Chili Peppers, Happy Mondays, Leftfield On Tap For UK Festival Season

Also coming to Britain this summer are two events inspired by solar eclipse.

WOLVERHAMPTON, England — Metallica and Marilyn Manson dazzled hard-rock fans at the Big Day Out festival in Milton Keynes, England.

Blur, Massive Attack and the Manic Street Preachers took the main stage at T in the Park in Scotland.

Pop singer Ronan Keating of Boyzone competed for the spotlight with rowdy rocker Shane MacGowan and Canadian cut-ups the Barenaked Ladies at Fleadh in London.

That's all evidence it's UK festival season, which moved into high gear last weekend. And there's a lot more still to come in a summer season that will be marked by such old standbys as the massive Reading and Leeds Festival — formerly just the Reading Festival — in August, as well as a couple of upstarts inspired by a coming solar eclipse.

The southernmost part of England, including Devon and Cornwall, will experience an eclipse Aug. 11. Coinciding with that event are the Lizard festival, Aug. 7–14 on Cornwall's Lizard Peninsula, and Moonshadow, Aug. 7–15 in Cornwall's Whitsand Bay.

At Lizard, rockers Kula Shaker, the Levellers and James will be complemented by DJ sets from Leftfield and Sonic Mook Experiment.

"We do have a big music lineup and two all-nighters licensed [for the DJs], but the festival is all about having fun," said Michael Saunders, a Web designer for Aurora Interactive, which is managing Lizard. The festival also will include "workshops ... a beach and barbecues," he said.

Moonshadow will provide plenty of distractions to go along with its lineup, which includes veteran Irish rocker Van Morrison — who played Fleadh last weekend — and the Abba tribute band Bjorn Again. Among them will be an amusement-park attraction advertised as "Britain's largest death slide."

"What sets Moonshadow apart from other festivals is that it's not a dance-music event, except for the finale on the Friday night," Moonshadow spokesperson Jane Osborne said. "It'll be like a mini-Glastonbury!"

The massive Glastonbury Festival, held three weeks ago in Pilton, England, featured such major acts as rockers R.E.M. and Radiohead, techno veterans Orbital and soul singer Al Green. For the first time in three years it didn't rain.

The granddaddy of UK festivals, the Reading and Leeds Festival, which began as the Reading Jazz Festival in the 1960s, will bring the Red Hot Chili Peppers, the Offspring, the Chemical Brothers, Charlatans, Blur and other major bands to stages in Reading (Aug. 27–29) and Leeds (Aug. 28–30).

Not quite as big, but also loaded with major bands, is V99, which happens a week earlier and also occurs at two sites — Weston Park, Staffordshire, and Hylands Park, Chelmsford.

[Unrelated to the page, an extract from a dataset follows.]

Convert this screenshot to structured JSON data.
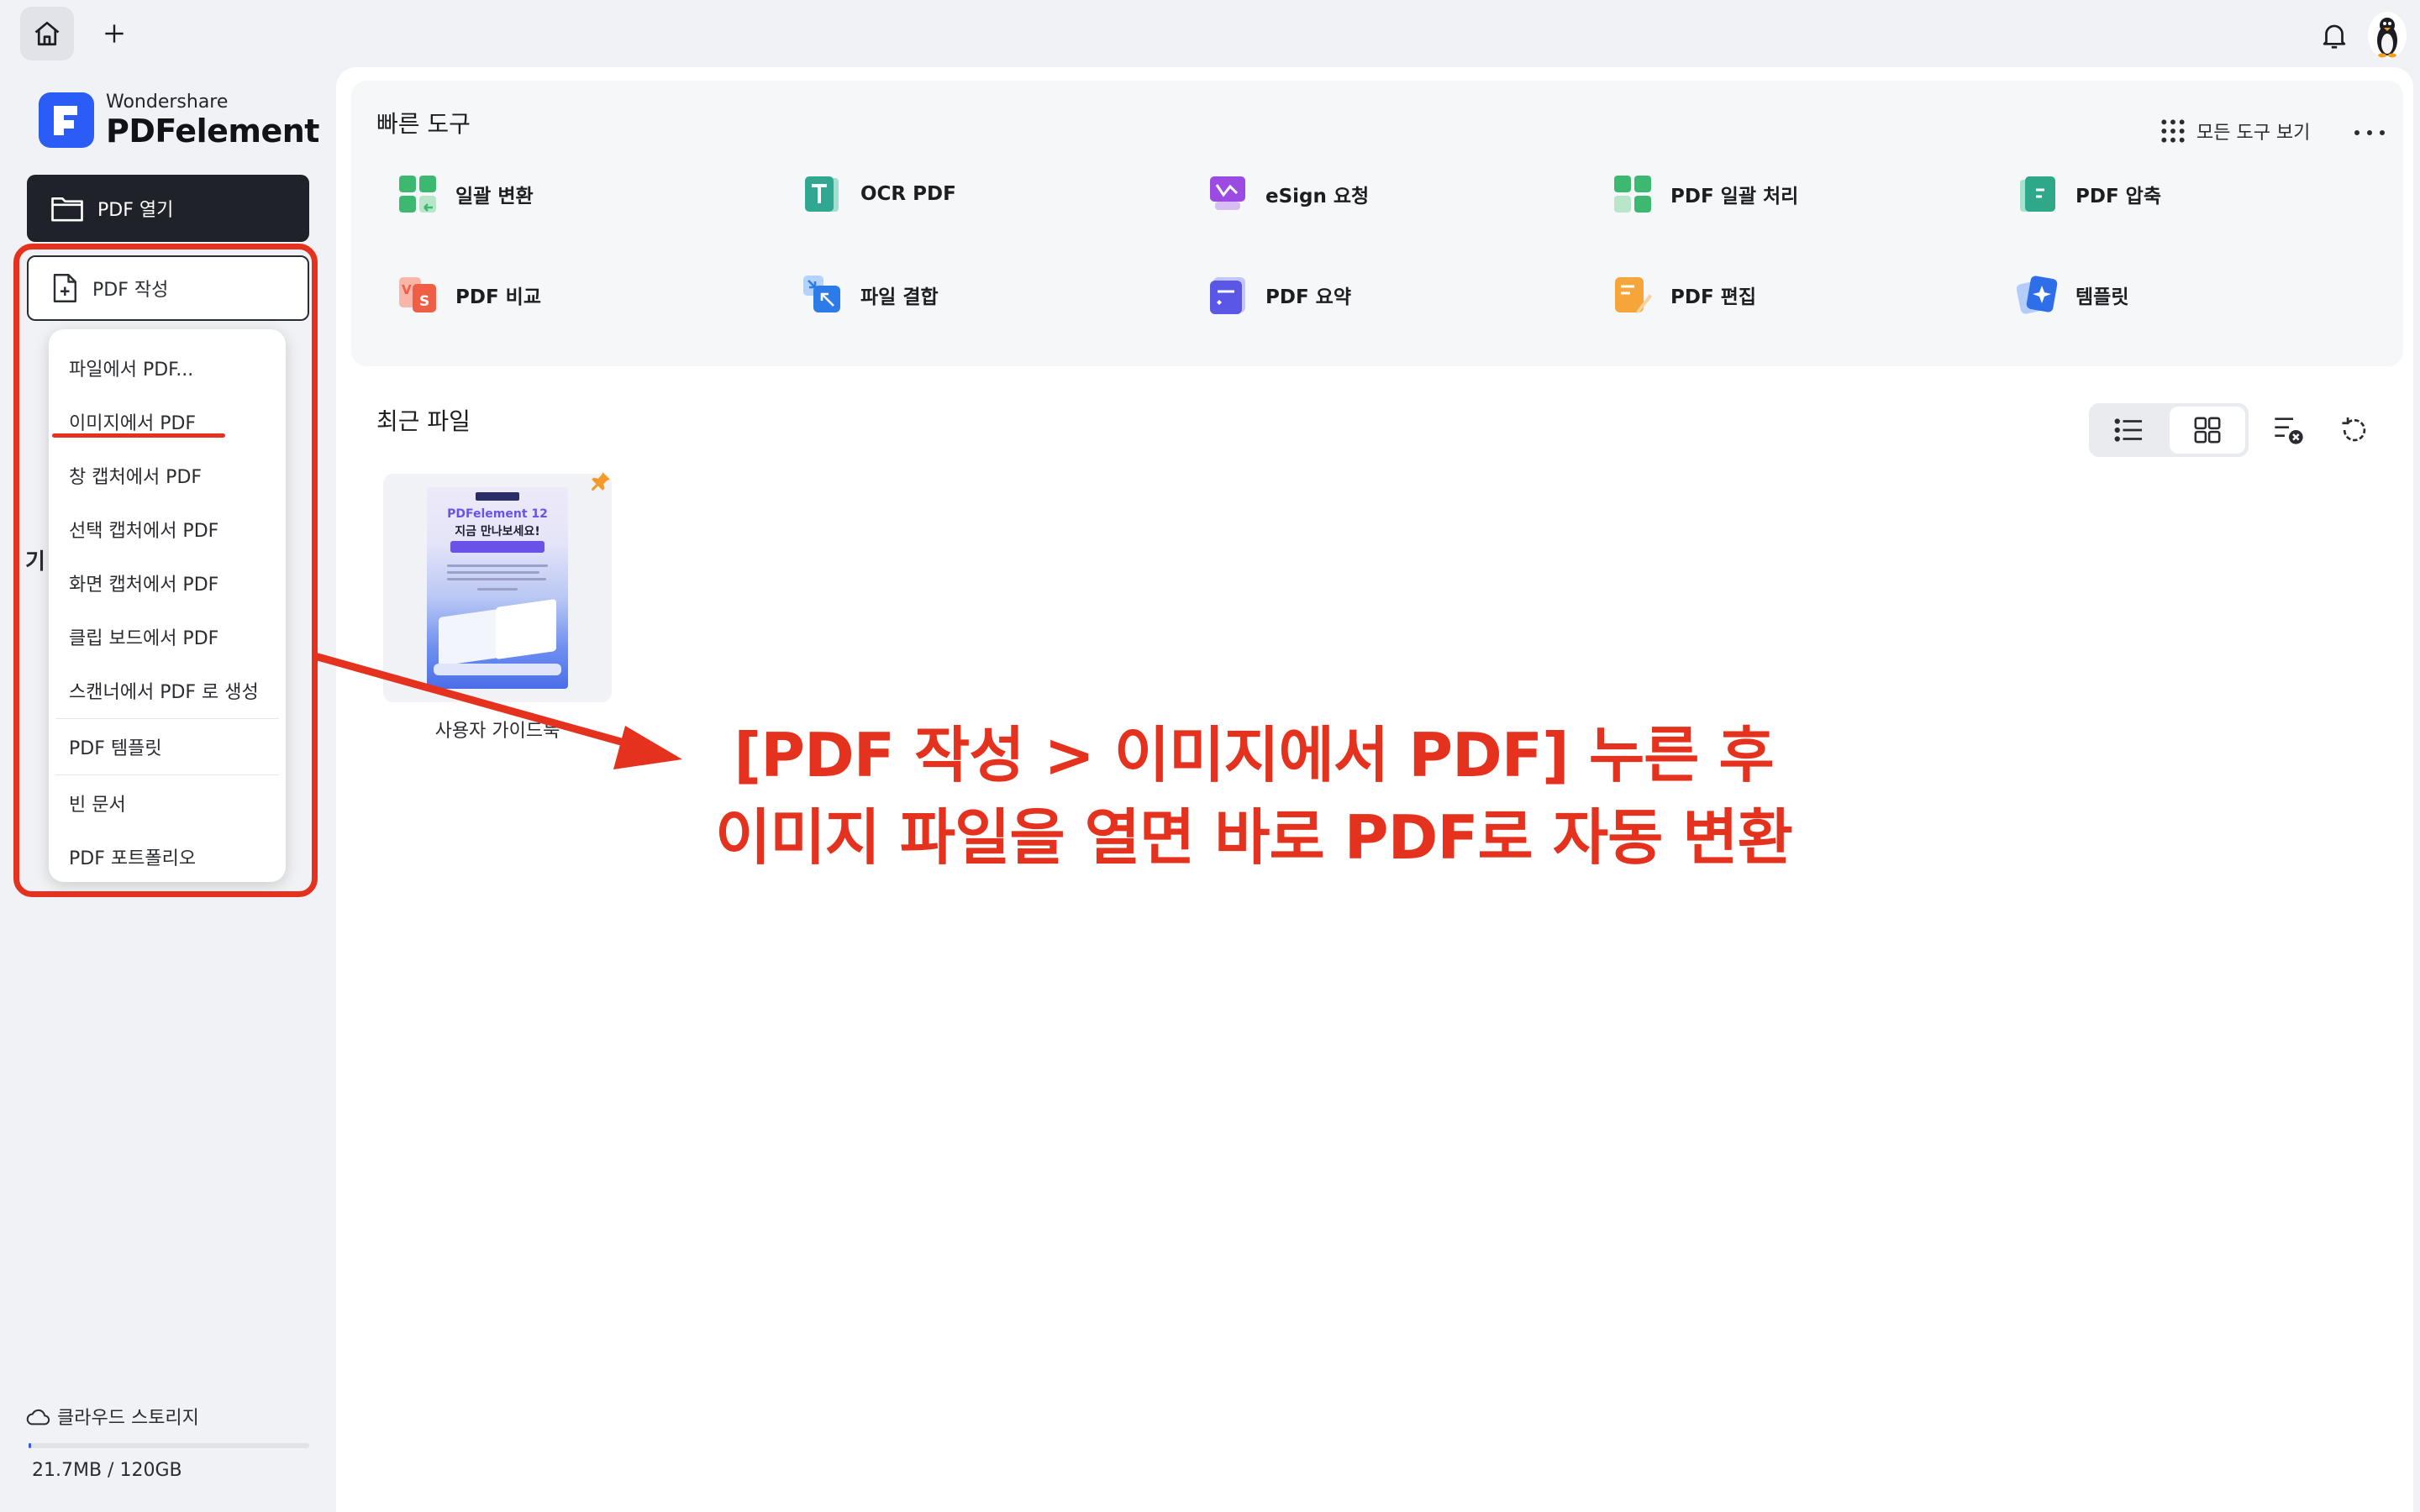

The Brit-pop-heavy lineup for the Aug. 21–22 festival includes the Manic Street Preachers, Happy Mondays, London Suede and Supergrass. The event, run by Virgin Entertainment, claims to have the festival season's shortest bathroom queues.

"V99 is not as big as Glastonbury," festival publicist Claire Craven said. "The stages are fairly close together. We get knocked for it — people say it's too commercialized, too civilized, but we sell out every year." To sweeten the deal, Virgin is offering free rail transport to the Staffordshire site.

One of the drawbacks of most big festivals is that with multiple stages it's impossible to see all the bands. Alexis McDermott, 16, of Kilmarnock, Scotland, missed UK rockers Gomez at last weekend's T in the Park because they were competing with Blur. "Such is the downfall of festivals," she said.

Otherwise, McDermott said, "It was amazing. The weather was gorgeous, the bands were great, and ... the vibe was so laid-back and summery!"

Big Day Out, by contrast, featured high-energy sets from Metallica, who played such songs as "Seek and Destroy" and "Welcome Home (Sanitarium)" (RealAudio excerpt) surrounded by pyrotechnic displays, and Marilyn Manson, who, in addition to performing such Mechanical Animals material as "The Dope Show" (RealAudio excerpt), gave the moshing crowd a detailed view of his behind through ripped trousers.

"Although Big Day Out does have many attractions and two stages, it's still principally a large arena show," said Tony Wilson, program director for the Rock Radio Network, which broadcast live from the event. "Big Day Out is quite specifically one kind of music, whilst Glastonbury is, well, it's more of a country fair."

A couple of other upcoming UK festivals — Creamfields, in Liverpool on Aug. 28, and Homelands, near Edinburgh on Sept. 4 — cater to hard-core dance buffs.